Mum – How does the song go? 'Into each life some rain must fall', but you get on with it and seize every opportunity for happiness. I have so many wonderful people (not least, YOU) in my life, so many blessings, I always feel lucky. And tell Daddy I have a jar of apricot jam with his name on it, and it's a big one!
Girlichef – Thank you, dear, and do give the jam a go. It's marvellous!
C&C – Thanks so much for your kindness. You know, in the darkest days a piece of scripture, from Isaiah, I remembered from school kept popping into my head 'See, I have engraved you on the palms of my hands;your walls are ever before me' and it was enormously comforting. And I've added a follower icon, just for you, and any other happy spoons out there…
Love and a million licked spoons to all of you, Dxx
you poor thing sounds like you have been through a tough time, will pray for you you preserves look awesome, you need a follower icon LOL
Oh deary – after reading my diatribe above, please “can” me – oh my!!
hugs and jam kisses
I have some tears in my eyes…that was just beautiful 🙂 Your jam sounds amazing as well and hope I can get myself to make some!
What a clever, touching, and emotionally honest piece of writing, especially after the gorgeous party bpost where it seems you live a wonderfully golden life. But in truth here you show that you pan for gold in what can be a challenging life, and somehow you pass the golden touch to other people.
Can I have a jar of the jam for B??
I could read you all day,my dear Ms Spoon – words drip like jam from the jar in sweet, rich measure. I had no idea about Sean – whew! What a harsh time to have endured, and what a happy ending to be able to share.
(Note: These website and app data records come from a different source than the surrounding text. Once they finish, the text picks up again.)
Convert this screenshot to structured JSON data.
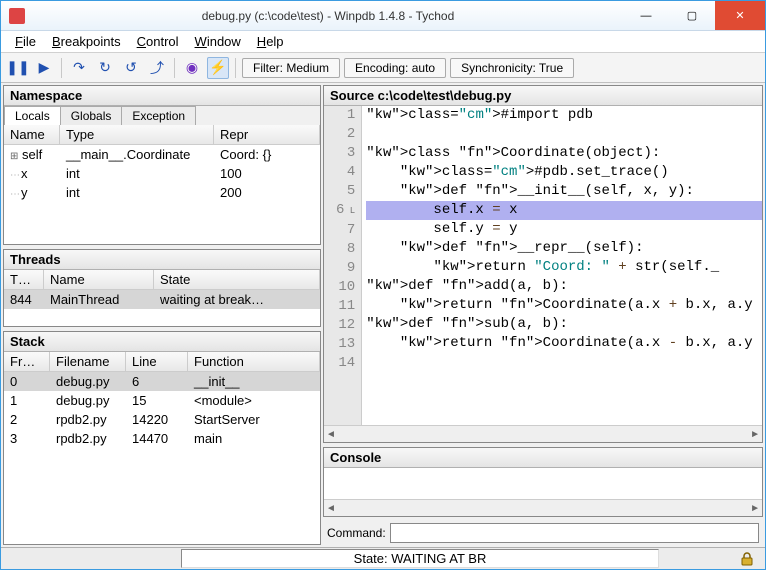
{
  "window": {
    "title": "debug.py (c:\\code\\test) - Winpdb 1.4.8 - Tychod",
    "min": "—",
    "max": "▢",
    "close": "✕"
  },
  "menu": {
    "file": "File",
    "breakpoints": "Breakpoints",
    "control": "Control",
    "window": "Window",
    "help": "Help"
  },
  "toolbar": {
    "filter": "Filter: Medium",
    "encoding": "Encoding: auto",
    "sync": "Synchronicity: True"
  },
  "namespace": {
    "title": "Namespace",
    "tabs": {
      "locals": "Locals",
      "globals": "Globals",
      "exception": "Exception"
    },
    "headers": {
      "name": "Name",
      "type": "Type",
      "repr": "Repr"
    },
    "rows": [
      {
        "name": "self",
        "type": "__main__.Coordinate",
        "repr": "Coord: {}"
      },
      {
        "name": "x",
        "type": "int",
        "repr": "100"
      },
      {
        "name": "y",
        "type": "int",
        "repr": "200"
      }
    ]
  },
  "threads": {
    "title": "Threads",
    "headers": {
      "tid": "T…",
      "name": "Name",
      "state": "State"
    },
    "rows": [
      {
        "tid": "844",
        "name": "MainThread",
        "state": "waiting at break…"
      }
    ]
  },
  "stack": {
    "title": "Stack",
    "headers": {
      "frame": "Fr…",
      "filename": "Filename",
      "line": "Line",
      "function": "Function"
    },
    "rows": [
      {
        "frame": "0",
        "filename": "debug.py",
        "line": "6",
        "function": "__init__"
      },
      {
        "frame": "1",
        "filename": "debug.py",
        "line": "15",
        "function": "<module>"
      },
      {
        "frame": "2",
        "filename": "rpdb2.py",
        "line": "14220",
        "function": "StartServer"
      },
      {
        "frame": "3",
        "filename": "rpdb2.py",
        "line": "14470",
        "function": "main"
      }
    ]
  },
  "source": {
    "title": "Source c:\\code\\test\\debug.py",
    "current_line": 6,
    "lines": [
      "#import pdb",
      "",
      "class Coordinate(object):",
      "    #pdb.set_trace()",
      "    def __init__(self, x, y):",
      "        self.x = x",
      "        self.y = y",
      "    def __repr__(self):",
      "        return \"Coord: \" + str(self._",
      "def add(a, b):",
      "    return Coordinate(a.x + b.x, a.y",
      "def sub(a, b):",
      "    return Coordinate(a.x - b.x, a.y",
      ""
    ]
  },
  "console": {
    "title": "Console",
    "command_label": "Command:"
  },
  "status": {
    "state": "State: WAITING AT BR"
  }
}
Thank you so much for your kind words – most people don't understand my emotions (esp me Mum) so talking problems out is a hard task at times. The dog that I found and then happliy returned to the rightful owners a week later is still being missed. I llok for her every morning automatically before I must remind myself that she has gone home. SHE understood me, appreciated me and brought my tender side to the forefront everyday. She reminded me that I had a singular life, a vision of my own to fulfill and a strong desire to be firmly about that process.
Mum lives down the street, lost my Dad 2 years ago, and I see her everyday, unlike the other sibs in the area. I was MIA (sort of) for the last week due to the found dog and life, and she was having none of it.Very emotionally toxic.Ouch.
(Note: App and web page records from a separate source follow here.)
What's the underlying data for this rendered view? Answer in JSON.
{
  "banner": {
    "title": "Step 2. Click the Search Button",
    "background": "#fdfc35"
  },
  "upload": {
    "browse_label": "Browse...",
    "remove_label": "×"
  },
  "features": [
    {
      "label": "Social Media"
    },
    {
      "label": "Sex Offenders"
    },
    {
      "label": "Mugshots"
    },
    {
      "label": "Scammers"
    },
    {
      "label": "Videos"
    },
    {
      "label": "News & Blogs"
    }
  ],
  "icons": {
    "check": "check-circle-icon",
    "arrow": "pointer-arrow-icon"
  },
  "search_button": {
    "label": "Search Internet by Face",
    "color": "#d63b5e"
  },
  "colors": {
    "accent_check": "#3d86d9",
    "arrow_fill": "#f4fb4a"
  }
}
One day, I will have a man, a relatinship, a full life and I will be a “little” less free to be there as I have been very diligently for the last 2.5 years. I really saw how MY clock is ticking this last week, and that I have life choices to make that have nothing to do with Mum. So did she. Ahhhhhhhh
thanks for the pep talk and for listening…
love the jam
have always wanted to begin cannning
the whole sterilzing process still seems a little scary (what a wuss!)